• [Task prompt]
Output every line below without omitting or altering anything.

::::::::::

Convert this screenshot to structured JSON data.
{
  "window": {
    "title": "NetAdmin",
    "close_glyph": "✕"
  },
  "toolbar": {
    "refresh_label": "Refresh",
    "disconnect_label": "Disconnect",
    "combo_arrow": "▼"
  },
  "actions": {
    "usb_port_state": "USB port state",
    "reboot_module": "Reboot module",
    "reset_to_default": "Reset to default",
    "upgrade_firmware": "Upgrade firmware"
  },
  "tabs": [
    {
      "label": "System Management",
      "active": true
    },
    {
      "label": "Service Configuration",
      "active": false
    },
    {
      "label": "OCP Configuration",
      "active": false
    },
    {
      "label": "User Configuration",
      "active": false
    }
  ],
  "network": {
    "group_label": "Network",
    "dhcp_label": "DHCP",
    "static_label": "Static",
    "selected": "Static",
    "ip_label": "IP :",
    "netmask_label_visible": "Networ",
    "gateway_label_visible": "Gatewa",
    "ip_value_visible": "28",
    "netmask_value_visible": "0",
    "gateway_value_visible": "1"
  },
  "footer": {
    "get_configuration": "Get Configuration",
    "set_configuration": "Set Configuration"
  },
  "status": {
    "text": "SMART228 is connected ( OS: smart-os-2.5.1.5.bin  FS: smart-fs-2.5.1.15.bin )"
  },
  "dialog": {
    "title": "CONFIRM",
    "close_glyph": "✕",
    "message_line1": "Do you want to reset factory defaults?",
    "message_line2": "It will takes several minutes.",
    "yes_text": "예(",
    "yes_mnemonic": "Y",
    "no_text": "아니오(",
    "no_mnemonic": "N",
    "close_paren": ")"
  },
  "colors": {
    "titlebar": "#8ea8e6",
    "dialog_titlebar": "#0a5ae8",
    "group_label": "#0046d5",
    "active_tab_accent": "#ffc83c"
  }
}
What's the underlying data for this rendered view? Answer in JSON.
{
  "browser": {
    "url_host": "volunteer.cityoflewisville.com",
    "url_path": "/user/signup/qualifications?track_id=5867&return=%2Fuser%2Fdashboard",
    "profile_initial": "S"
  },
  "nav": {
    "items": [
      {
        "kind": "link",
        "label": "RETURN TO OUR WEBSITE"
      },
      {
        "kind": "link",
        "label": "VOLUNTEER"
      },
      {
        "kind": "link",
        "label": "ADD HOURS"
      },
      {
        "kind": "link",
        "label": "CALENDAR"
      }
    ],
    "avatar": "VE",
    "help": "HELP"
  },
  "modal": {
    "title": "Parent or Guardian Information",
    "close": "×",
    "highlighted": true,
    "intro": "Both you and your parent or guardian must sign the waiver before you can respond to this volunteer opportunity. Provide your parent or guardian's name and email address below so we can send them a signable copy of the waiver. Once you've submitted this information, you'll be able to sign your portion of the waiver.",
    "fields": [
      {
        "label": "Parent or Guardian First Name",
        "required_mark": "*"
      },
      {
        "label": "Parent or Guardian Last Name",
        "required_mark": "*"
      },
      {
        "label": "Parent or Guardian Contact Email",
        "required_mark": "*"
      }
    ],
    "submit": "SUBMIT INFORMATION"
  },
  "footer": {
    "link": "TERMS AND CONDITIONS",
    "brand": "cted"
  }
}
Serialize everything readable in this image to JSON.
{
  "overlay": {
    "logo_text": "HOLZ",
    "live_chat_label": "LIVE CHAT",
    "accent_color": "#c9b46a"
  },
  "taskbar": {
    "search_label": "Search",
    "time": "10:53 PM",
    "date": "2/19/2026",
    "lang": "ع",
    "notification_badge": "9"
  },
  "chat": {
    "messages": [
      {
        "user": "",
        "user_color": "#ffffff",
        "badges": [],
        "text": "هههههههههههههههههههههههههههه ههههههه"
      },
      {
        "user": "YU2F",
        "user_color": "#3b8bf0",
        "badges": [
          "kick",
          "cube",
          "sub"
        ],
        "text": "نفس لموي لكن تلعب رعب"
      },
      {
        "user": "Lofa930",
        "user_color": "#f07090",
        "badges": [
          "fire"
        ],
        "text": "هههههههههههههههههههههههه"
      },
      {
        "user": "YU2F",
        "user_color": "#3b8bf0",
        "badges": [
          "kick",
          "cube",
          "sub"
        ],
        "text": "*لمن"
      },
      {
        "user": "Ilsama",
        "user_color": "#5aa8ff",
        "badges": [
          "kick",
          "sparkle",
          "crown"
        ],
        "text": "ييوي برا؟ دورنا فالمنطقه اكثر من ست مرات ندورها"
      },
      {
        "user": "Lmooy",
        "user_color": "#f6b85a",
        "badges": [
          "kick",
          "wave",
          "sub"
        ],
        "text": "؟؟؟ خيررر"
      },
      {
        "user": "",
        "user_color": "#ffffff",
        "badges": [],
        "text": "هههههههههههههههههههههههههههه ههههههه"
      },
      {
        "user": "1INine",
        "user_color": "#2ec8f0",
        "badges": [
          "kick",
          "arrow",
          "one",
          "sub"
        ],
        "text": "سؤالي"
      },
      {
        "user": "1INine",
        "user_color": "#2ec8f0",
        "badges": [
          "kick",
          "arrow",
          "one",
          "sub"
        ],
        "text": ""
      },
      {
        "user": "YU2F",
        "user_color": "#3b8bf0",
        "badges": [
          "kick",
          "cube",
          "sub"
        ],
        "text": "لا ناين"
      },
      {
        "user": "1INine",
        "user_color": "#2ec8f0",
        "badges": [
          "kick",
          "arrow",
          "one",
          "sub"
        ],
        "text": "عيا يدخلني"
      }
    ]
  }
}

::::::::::

• [Task answer]
Convert this screenshot to structured JSON data.
{
  "window": {
    "title": "NetAdmin",
    "close_glyph": "✕"
  },
  "toolbar": {
    "refresh_label": "Refresh",
    "disconnect_label": "Disconnect",
    "combo_arrow": "▼"
  },
  "actions": {
    "usb_port_state": "USB port state",
    "reboot_module": "Reboot module",
    "reset_to_default": "Reset to default",
    "upgrade_firmware": "Upgrade firmware"
  },
  "tabs": [
    {
      "label": "System Management",
      "active": true
    },
    {
      "label": "Service Configuration",
      "active": false
    },
    {
      "label": "OCP Configuration",
      "active": false
    },
    {
      "label": "User Configuration",
      "active": false
    }
  ],
  "network": {
    "group_label": "Network",
    "dhcp_label": "DHCP",
    "static_label": "Static",
    "selected": "Static",
    "ip_label": "IP :",
    "netmask_label_visible": "Networ",
    "gateway_label_visible": "Gatewa",
    "ip_value_visible": "28",
    "netmask_value_visible": "0",
    "gateway_value_visible": "1"
  },
  "footer": {
    "get_configuration": "Get Configuration",
    "set_configuration": "Set Configuration"
  },
  "status": {
    "text": "SMART228 is connected ( OS: smart-os-2.5.1.5.bin  FS: smart-fs-2.5.1.15.bin )"
  },
  "dialog": {
    "title": "CONFIRM",
    "close_glyph": "✕",
    "message_line1": "Do you want to reset factory defaults?",
    "message_line2": "It will takes several minutes.",
    "yes_text": "예(",
    "yes_mnemonic": "Y",
    "no_text": "아니오(",
    "no_mnemonic": "N",
    "close_paren": ")"
  },
  "colors": {
    "titlebar": "#8ea8e6",
    "dialog_titlebar": "#0a5ae8",
    "group_label": "#0046d5",
    "active_tab_accent": "#ffc83c"
  }
}
What's the underlying data for this rendered view? Answer in JSON.
{
  "browser": {
    "url_host": "volunteer.cityoflewisville.com",
    "url_path": "/user/signup/qualifications?track_id=5867&return=%2Fuser%2Fdashboard",
    "profile_initial": "S"
  },
  "nav": {
    "items": [
      {
        "kind": "link",
        "label": "RETURN TO OUR WEBSITE"
      },
      {
        "kind": "link",
        "label": "VOLUNTEER"
      },
      {
        "kind": "link",
        "label": "ADD HOURS"
      },
      {
        "kind": "link",
        "label": "CALENDAR"
      }
    ],
    "avatar": "VE",
    "help": "HELP"
  },
  "modal": {
    "title": "Parent or Guardian Information",
    "close": "×",
    "highlighted": true,
    "intro": "Both you and your parent or guardian must sign the waiver before you can respond to this volunteer opportunity. Provide your parent or guardian's name and email address below so we can send them a signable copy of the waiver. Once you've submitted this information, you'll be able to sign your portion of the waiver.",
    "fields": [
      {
        "label": "Parent or Guardian First Name",
        "required_mark": "*"
      },
      {
        "label": "Parent or Guardian Last Name",
        "required_mark": "*"
      },
      {
        "label": "Parent or Guardian Contact Email",
        "required_mark": "*"
      }
    ],
    "submit": "SUBMIT INFORMATION"
  },
  "footer": {
    "link": "TERMS AND CONDITIONS",
    "brand": "cted"
  }
}
Serialize everything readable in this image to JSON.
{
  "overlay": {
    "logo_text": "HOLZ",
    "live_chat_label": "LIVE CHAT",
    "accent_color": "#c9b46a"
  },
  "taskbar": {
    "search_label": "Search",
    "time": "10:53 PM",
    "date": "2/19/2026",
    "lang": "ع",
    "notification_badge": "9"
  },
  "chat": {
    "messages": [
      {
        "user": "",
        "user_color": "#ffffff",
        "badges": [],
        "text": "هههههههههههههههههههههههههههه ههههههه"
      },
      {
        "user": "YU2F",
        "user_color": "#3b8bf0",
        "badges": [
          "kick",
          "cube",
          "sub"
        ],
        "text": "نفس لموي لكن تلعب رعب"
      },
      {
        "user": "Lofa930",
        "user_color": "#f07090",
        "badges": [
          "fire"
        ],
        "text": "هههههههههههههههههههههههه"
      },
      {
        "user": "YU2F",
        "user_color": "#3b8bf0",
        "badges": [
          "kick",
          "cube",
          "sub"
        ],
        "text": "*لمن"
      },
      {
        "user": "Ilsama",
        "user_color": "#5aa8ff",
        "badges": [
          "kick",
          "sparkle",
          "crown"
        ],
        "text": "ييوي برا؟ دورنا فالمنطقه اكثر من ست مرات ندورها"
      },
      {
        "user": "Lmooy",
        "user_color": "#f6b85a",
        "badges": [
          "kick",
          "wave",
          "sub"
        ],
        "text": "؟؟؟ خيررر"
      },
      {
        "user": "",
        "user_color": "#ffffff",
        "badges": [],
        "text": "هههههههههههههههههههههههههههه ههههههه"
      },
      {
        "user": "1INine",
        "user_color": "#2ec8f0",
        "badges": [
          "kick",
          "arrow",
          "one",
          "sub"
        ],
        "text": "سؤالي"
      },
      {
        "user": "1INine",
        "user_color": "#2ec8f0",
        "badges": [
          "kick",
          "arrow",
          "one",
          "sub"
        ],
        "text": ""
      },
      {
        "user": "YU2F",
        "user_color": "#3b8bf0",
        "badges": [
          "kick",
          "cube",
          "sub"
        ],
        "text": "لا ناين"
      },
      {
        "user": "1INine",
        "user_color": "#2ec8f0",
        "badges": [
          "kick",
          "arrow",
          "one",
          "sub"
        ],
        "text": "عيا يدخلني"
      }
    ]
  }
}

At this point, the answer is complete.